[WORK ORDER]
From the records below, copy the lines that include "What".
RECORDS FOR THE EXERCISE START
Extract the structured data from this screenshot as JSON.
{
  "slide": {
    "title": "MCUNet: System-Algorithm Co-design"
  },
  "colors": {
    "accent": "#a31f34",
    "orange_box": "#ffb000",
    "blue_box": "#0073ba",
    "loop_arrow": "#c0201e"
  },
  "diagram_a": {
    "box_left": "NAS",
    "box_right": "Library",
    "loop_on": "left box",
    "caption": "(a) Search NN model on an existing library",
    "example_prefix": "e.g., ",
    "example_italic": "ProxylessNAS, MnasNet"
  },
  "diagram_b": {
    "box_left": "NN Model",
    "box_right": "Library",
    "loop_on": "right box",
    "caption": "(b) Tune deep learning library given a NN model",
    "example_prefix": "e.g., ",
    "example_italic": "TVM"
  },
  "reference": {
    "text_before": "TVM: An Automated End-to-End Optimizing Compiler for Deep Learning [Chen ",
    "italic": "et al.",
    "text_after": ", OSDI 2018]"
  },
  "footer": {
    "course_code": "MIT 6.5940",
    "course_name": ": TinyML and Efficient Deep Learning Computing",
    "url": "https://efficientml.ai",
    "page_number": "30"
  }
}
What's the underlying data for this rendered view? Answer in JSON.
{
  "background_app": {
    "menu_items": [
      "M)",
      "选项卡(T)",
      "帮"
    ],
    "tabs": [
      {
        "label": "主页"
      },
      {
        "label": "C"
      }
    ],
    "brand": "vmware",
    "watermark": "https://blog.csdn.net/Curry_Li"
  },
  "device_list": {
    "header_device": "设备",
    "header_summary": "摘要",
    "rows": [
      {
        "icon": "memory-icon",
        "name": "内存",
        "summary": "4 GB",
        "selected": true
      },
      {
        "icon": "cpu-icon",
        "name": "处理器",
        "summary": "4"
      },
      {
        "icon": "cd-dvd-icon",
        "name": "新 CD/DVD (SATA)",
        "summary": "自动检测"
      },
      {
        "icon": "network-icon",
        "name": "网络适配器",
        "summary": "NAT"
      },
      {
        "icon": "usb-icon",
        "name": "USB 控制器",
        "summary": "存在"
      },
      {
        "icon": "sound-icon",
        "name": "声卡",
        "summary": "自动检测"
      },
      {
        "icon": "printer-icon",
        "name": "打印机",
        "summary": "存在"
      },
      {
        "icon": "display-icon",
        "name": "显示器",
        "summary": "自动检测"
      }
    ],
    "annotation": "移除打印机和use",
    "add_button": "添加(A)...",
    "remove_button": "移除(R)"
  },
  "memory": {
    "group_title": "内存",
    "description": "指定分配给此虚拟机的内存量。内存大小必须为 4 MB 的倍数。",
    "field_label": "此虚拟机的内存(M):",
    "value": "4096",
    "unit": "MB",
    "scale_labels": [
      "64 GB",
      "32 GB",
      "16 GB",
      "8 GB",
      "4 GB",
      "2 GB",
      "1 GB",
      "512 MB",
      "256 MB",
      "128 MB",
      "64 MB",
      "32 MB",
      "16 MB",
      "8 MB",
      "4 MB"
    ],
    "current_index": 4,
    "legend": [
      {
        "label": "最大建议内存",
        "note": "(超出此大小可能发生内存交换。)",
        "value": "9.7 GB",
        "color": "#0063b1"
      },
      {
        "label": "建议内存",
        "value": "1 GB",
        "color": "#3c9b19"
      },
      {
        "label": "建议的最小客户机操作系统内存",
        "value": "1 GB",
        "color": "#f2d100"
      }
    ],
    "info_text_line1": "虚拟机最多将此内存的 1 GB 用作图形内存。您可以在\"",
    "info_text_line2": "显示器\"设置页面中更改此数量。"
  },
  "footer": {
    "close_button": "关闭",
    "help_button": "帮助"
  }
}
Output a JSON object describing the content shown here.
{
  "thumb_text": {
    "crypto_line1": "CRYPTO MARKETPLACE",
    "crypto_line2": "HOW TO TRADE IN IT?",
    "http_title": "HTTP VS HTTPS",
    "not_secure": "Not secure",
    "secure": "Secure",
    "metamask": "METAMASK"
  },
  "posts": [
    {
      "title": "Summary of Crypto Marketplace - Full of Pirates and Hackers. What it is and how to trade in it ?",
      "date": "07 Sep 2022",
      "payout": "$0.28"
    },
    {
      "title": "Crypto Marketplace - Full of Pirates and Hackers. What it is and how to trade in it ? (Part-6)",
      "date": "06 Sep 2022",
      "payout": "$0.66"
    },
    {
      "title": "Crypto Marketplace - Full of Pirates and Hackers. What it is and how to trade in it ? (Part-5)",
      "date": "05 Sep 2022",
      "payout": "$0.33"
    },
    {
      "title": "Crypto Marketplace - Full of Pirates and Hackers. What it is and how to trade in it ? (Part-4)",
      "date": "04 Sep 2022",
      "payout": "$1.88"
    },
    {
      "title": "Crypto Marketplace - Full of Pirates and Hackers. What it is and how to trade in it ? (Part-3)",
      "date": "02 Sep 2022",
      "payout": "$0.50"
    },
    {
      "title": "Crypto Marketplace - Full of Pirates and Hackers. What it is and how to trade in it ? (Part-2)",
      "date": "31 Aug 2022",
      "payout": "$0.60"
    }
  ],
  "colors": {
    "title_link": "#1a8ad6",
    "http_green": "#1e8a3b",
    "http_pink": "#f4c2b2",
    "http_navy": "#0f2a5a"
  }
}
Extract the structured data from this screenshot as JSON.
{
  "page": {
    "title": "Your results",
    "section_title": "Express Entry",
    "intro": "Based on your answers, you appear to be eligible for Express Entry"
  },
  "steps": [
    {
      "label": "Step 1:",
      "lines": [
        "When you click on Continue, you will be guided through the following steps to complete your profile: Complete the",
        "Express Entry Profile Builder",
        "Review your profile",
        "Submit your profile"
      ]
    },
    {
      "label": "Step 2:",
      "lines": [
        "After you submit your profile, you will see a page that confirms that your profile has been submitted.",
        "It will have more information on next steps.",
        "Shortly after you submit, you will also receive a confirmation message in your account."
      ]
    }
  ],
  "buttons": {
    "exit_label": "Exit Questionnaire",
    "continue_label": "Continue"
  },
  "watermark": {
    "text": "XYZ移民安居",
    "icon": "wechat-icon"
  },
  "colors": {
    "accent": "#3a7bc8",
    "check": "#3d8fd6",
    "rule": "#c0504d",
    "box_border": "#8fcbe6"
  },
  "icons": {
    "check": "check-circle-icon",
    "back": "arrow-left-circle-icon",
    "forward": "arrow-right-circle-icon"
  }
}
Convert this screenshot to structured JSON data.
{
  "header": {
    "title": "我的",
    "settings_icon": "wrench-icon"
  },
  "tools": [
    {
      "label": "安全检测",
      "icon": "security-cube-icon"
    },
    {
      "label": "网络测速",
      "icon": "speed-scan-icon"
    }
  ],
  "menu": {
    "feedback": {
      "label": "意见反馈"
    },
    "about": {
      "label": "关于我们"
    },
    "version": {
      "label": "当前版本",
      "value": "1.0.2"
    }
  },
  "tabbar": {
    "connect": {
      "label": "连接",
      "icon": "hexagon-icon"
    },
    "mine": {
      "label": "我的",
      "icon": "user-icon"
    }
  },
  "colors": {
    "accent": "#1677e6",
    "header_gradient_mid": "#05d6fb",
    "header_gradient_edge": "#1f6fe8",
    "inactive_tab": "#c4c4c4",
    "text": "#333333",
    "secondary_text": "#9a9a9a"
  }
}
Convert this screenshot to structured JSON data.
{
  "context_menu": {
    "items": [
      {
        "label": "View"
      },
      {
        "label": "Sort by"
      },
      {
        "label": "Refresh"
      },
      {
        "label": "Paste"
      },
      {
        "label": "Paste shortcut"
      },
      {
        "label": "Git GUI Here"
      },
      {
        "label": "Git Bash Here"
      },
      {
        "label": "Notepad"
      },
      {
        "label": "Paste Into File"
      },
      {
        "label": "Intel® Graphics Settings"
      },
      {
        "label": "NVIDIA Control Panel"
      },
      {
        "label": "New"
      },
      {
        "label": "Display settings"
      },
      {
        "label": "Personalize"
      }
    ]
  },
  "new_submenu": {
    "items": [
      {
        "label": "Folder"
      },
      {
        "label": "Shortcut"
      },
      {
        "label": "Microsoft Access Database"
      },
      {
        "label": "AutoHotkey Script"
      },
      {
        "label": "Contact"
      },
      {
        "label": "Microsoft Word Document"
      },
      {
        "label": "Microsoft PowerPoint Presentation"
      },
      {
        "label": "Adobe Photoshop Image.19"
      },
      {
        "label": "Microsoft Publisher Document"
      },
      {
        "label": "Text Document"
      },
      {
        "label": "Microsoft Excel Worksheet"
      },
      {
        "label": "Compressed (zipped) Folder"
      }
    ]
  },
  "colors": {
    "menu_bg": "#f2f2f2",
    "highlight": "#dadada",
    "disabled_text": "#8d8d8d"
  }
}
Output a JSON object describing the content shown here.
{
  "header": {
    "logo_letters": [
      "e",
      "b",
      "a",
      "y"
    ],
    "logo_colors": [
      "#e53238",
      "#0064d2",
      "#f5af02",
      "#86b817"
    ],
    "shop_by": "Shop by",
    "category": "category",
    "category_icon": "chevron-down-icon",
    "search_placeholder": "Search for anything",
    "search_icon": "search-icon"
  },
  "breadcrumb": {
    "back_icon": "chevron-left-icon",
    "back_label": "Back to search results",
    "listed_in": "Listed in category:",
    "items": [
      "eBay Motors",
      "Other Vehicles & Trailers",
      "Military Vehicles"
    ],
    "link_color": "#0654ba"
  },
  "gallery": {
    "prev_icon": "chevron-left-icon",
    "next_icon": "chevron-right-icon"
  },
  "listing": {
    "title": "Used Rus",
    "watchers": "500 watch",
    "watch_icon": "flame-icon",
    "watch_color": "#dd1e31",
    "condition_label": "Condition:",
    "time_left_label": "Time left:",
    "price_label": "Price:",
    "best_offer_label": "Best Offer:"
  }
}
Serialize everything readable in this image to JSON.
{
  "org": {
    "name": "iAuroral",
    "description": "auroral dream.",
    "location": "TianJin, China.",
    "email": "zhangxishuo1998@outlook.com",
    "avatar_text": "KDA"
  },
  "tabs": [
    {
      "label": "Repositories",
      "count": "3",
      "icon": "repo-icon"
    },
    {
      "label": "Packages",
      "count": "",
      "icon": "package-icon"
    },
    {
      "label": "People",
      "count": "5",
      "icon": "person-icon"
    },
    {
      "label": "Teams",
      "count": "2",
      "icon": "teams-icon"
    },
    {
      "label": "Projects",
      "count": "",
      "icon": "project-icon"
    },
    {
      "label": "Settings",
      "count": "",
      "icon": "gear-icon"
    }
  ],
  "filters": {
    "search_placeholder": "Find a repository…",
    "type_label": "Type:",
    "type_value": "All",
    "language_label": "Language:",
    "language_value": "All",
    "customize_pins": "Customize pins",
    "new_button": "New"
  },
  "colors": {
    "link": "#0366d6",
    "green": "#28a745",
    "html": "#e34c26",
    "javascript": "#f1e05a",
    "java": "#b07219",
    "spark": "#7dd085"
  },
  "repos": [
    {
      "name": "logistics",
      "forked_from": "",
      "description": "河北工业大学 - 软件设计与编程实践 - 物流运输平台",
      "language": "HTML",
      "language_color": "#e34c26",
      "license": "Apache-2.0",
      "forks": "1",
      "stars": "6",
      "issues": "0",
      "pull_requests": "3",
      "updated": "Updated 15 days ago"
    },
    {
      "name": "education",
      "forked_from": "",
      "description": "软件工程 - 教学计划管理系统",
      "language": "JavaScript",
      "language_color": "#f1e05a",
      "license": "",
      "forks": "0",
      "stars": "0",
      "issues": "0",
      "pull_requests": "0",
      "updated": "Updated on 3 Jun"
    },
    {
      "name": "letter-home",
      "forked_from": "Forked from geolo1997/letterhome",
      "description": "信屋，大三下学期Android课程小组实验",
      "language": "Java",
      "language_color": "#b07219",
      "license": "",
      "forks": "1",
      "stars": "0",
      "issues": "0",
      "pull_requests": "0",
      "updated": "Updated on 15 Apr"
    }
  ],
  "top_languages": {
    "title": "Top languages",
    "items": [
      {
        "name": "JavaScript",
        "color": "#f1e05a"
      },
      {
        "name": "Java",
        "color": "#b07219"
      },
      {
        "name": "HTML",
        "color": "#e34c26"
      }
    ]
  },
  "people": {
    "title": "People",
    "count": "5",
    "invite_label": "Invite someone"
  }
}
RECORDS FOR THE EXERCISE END
[ANSWER FOR THE TASK]
What's the underlying data for this rendered view? Answer in JSON.
      "title": "Summary of Crypto Marketplace - Full of Pirates and Hackers. What it is and how to trade in it ?",
      "title": "Crypto Marketplace - Full of Pirates and Hackers. What it is and how to trade in it ? (Part-6)",
      "title": "Crypto Marketplace - Full of Pirates and Hackers. What it is and how to trade in it ? (Part-5)",
      "title": "Crypto Marketplace - Full of Pirates and Hackers. What it is and how to trade in it ? (Part-4)",
      "title": "Crypto Marketplace - Full of Pirates and Hackers. What it is and how to trade in it ? (Part-3)",
      "title": "Crypto Marketplace - Full of Pirates and Hackers. What it is and how to trade in it ? (Part-2)",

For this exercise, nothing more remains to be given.